### WHAT IS BEING ASKED
In the listing below, how many lines hold "POSLEDNÍ"? Give the number only.

───

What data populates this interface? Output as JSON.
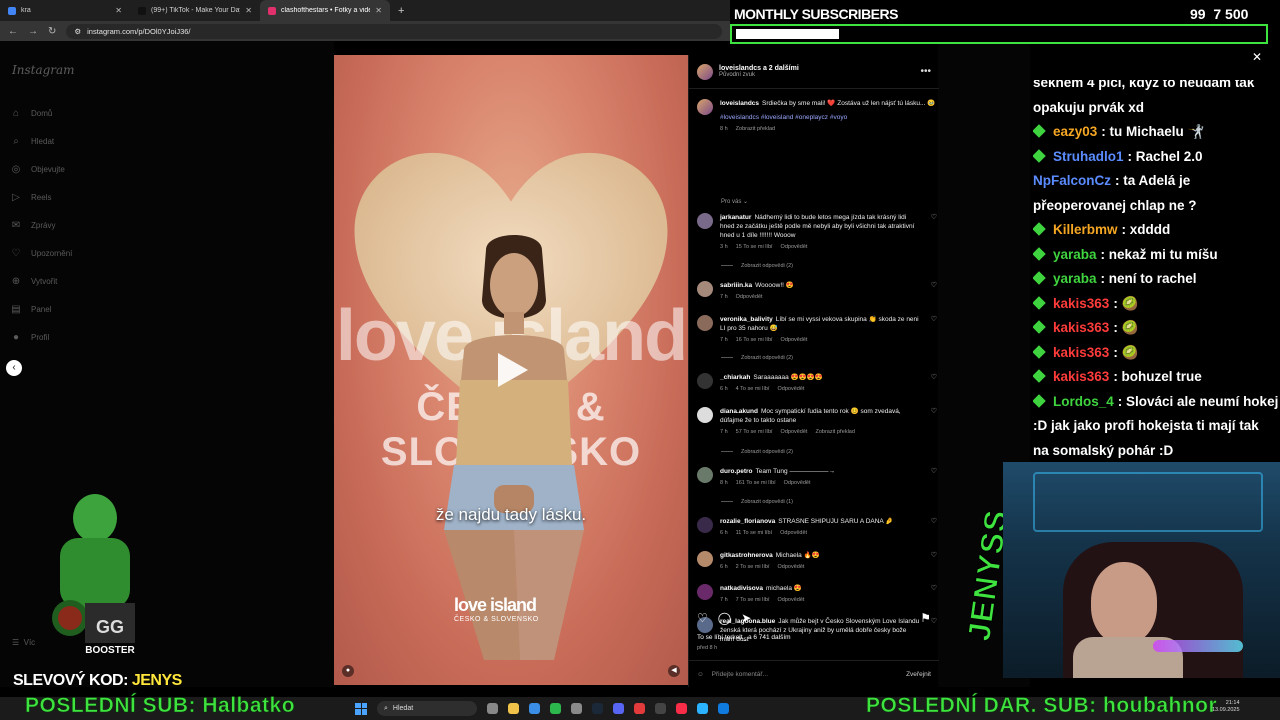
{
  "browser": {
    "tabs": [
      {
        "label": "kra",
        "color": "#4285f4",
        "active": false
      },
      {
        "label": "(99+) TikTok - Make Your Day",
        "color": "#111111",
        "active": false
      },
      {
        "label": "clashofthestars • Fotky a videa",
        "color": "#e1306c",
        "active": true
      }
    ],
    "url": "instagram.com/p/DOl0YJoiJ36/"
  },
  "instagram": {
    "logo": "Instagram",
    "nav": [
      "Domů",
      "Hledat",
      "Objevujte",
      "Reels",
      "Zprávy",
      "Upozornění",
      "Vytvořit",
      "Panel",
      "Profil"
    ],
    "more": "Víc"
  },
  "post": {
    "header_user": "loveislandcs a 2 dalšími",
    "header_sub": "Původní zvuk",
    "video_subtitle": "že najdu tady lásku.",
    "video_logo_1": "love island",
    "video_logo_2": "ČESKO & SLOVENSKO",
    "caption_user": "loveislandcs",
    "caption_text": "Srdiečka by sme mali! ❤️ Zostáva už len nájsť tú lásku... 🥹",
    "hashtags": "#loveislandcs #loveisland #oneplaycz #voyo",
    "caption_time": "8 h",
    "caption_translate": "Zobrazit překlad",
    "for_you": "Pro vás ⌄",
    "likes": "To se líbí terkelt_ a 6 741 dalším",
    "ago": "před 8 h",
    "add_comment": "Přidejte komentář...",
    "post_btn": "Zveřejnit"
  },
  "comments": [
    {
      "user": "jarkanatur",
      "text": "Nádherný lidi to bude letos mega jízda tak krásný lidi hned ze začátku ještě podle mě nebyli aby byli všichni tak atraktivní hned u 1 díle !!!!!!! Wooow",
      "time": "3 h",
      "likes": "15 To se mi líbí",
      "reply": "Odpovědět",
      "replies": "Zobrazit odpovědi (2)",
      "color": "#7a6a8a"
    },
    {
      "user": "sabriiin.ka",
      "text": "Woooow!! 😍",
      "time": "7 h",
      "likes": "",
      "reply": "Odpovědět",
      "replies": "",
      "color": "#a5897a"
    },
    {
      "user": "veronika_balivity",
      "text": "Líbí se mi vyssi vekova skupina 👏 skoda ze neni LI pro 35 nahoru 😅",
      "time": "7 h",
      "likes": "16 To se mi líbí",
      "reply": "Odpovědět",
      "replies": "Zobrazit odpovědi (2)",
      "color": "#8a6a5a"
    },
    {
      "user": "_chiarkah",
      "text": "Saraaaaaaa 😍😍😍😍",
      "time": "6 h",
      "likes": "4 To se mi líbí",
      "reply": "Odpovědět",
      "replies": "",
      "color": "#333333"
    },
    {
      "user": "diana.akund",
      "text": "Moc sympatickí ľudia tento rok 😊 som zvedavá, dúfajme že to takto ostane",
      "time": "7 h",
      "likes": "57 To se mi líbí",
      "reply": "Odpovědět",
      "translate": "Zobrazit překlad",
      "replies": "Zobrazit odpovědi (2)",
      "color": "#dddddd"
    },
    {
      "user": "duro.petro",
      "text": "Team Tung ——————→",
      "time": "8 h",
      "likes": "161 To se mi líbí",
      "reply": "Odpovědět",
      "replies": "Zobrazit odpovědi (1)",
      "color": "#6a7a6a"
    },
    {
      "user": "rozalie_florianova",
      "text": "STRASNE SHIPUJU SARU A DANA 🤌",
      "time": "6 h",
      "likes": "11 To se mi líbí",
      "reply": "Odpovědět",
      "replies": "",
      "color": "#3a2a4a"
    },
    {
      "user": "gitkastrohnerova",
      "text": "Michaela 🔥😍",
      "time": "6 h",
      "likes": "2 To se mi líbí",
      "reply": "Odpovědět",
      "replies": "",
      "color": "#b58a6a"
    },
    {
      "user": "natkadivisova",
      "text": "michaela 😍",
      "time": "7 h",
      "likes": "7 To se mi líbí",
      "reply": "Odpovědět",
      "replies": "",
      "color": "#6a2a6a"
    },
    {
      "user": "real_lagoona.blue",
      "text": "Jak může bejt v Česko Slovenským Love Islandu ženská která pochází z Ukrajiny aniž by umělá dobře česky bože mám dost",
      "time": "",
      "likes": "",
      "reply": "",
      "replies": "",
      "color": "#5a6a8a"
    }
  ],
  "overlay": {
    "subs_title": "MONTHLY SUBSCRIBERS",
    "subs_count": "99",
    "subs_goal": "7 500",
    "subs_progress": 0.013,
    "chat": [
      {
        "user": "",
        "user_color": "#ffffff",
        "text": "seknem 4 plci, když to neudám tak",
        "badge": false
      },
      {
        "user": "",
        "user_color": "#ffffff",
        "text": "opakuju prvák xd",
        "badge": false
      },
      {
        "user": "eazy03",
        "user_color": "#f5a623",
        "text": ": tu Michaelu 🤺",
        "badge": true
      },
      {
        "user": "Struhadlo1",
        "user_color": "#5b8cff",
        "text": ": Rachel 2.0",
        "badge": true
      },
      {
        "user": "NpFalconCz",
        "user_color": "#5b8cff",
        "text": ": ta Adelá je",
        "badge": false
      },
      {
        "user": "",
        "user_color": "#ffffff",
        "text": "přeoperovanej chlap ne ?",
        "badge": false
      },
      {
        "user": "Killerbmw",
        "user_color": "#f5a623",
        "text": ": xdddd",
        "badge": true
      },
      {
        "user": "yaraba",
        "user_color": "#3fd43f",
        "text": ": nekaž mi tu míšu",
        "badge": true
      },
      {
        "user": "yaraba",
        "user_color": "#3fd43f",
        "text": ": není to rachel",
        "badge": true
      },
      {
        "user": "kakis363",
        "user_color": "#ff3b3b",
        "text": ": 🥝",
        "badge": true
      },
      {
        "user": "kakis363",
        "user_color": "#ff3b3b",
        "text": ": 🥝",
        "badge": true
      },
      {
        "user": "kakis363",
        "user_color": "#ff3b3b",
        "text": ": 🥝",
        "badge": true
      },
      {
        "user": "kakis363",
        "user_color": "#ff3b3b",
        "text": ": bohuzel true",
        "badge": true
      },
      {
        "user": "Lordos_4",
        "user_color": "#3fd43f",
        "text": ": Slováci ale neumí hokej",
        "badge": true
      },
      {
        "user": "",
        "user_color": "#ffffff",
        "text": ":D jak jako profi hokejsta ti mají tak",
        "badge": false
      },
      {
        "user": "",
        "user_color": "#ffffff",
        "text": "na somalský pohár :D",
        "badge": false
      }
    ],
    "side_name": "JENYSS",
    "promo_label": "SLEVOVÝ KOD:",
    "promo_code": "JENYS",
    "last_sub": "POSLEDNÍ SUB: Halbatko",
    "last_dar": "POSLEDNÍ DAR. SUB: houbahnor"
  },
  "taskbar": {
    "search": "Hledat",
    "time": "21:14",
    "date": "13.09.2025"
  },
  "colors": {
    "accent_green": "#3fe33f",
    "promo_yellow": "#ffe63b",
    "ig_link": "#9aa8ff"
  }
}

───

### OUTPUT OF THE TASK
2